→ **What the task requires**
Look through the material below and count the lines that hold "data". Give that number by itself.

→ **Task input**
-- -- --
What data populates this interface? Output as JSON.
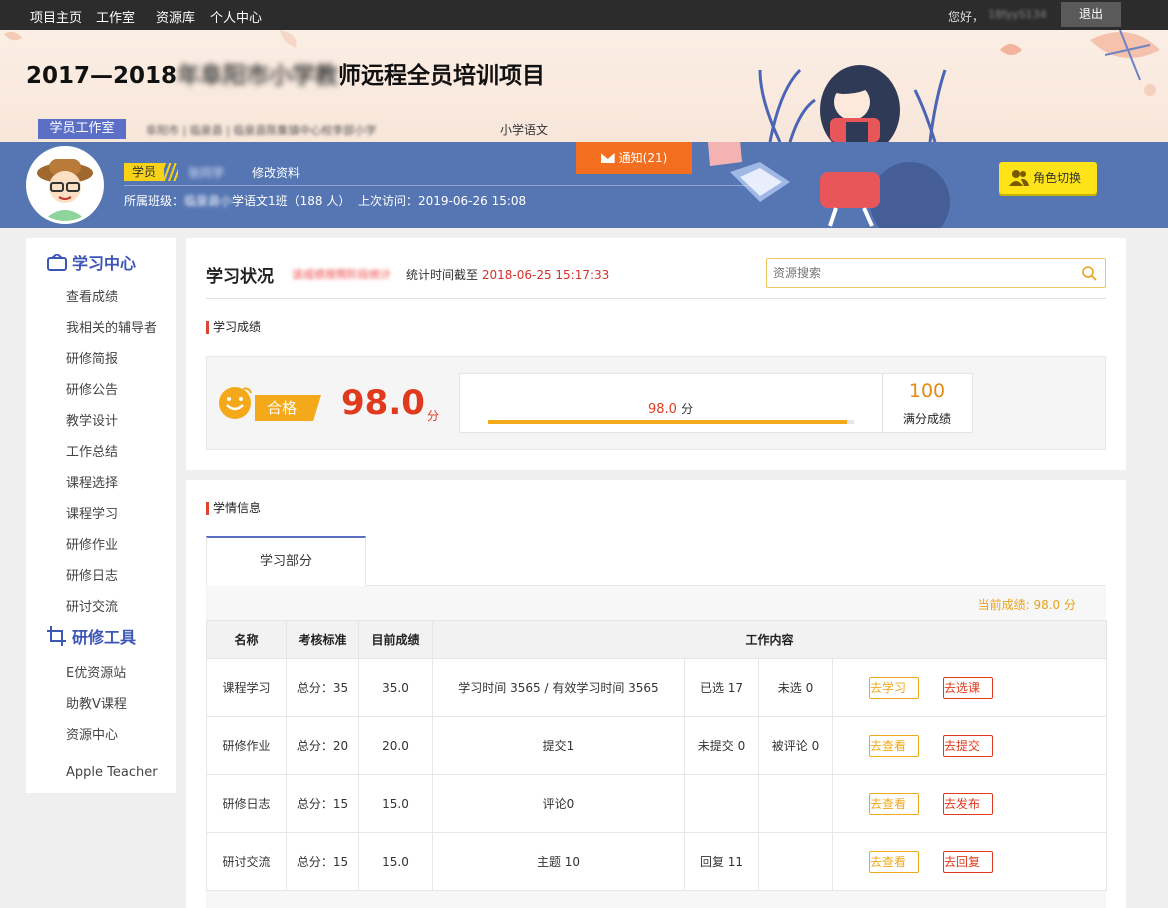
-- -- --
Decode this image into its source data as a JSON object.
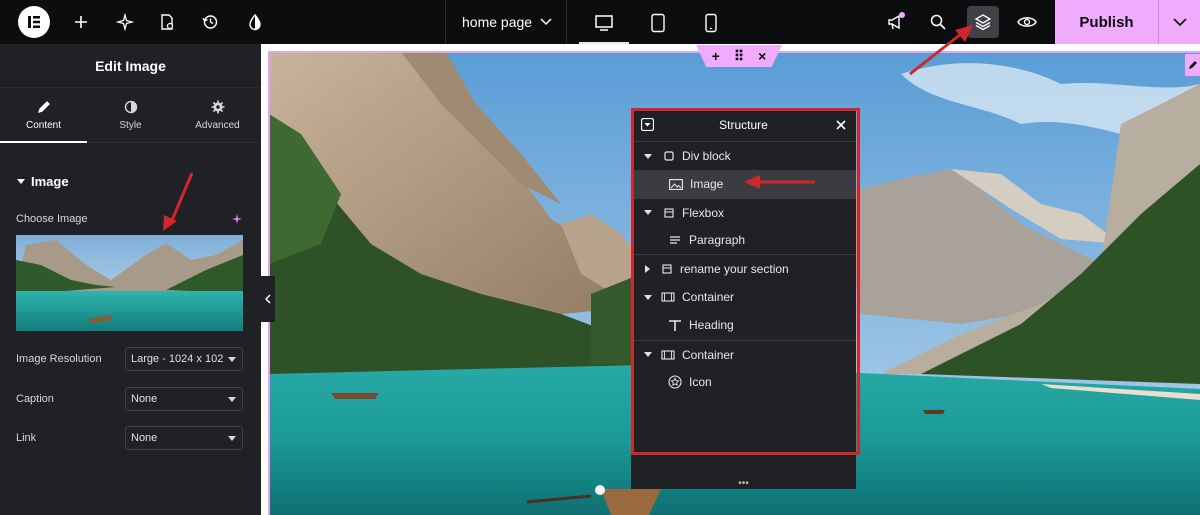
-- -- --
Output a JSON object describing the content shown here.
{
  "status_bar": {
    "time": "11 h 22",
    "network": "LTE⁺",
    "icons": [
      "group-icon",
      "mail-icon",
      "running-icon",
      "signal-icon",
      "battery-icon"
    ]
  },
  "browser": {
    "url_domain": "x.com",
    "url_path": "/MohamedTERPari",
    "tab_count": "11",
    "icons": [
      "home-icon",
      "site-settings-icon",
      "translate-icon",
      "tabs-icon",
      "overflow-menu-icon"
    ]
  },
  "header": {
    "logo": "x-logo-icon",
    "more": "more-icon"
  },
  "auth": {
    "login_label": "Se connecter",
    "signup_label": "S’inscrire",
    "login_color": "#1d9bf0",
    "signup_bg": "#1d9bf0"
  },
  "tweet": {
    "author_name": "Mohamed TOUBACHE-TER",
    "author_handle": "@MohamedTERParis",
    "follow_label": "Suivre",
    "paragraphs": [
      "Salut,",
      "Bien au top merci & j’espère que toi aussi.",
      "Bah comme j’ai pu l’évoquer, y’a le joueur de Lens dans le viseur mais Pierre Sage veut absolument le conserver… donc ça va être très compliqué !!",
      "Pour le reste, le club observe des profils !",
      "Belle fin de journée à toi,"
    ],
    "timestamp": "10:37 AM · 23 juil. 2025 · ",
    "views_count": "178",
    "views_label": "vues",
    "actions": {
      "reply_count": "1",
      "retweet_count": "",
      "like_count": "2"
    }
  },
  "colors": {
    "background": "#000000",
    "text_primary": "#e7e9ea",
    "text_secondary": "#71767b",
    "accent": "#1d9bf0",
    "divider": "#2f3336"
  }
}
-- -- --
→ **Problem solution**
2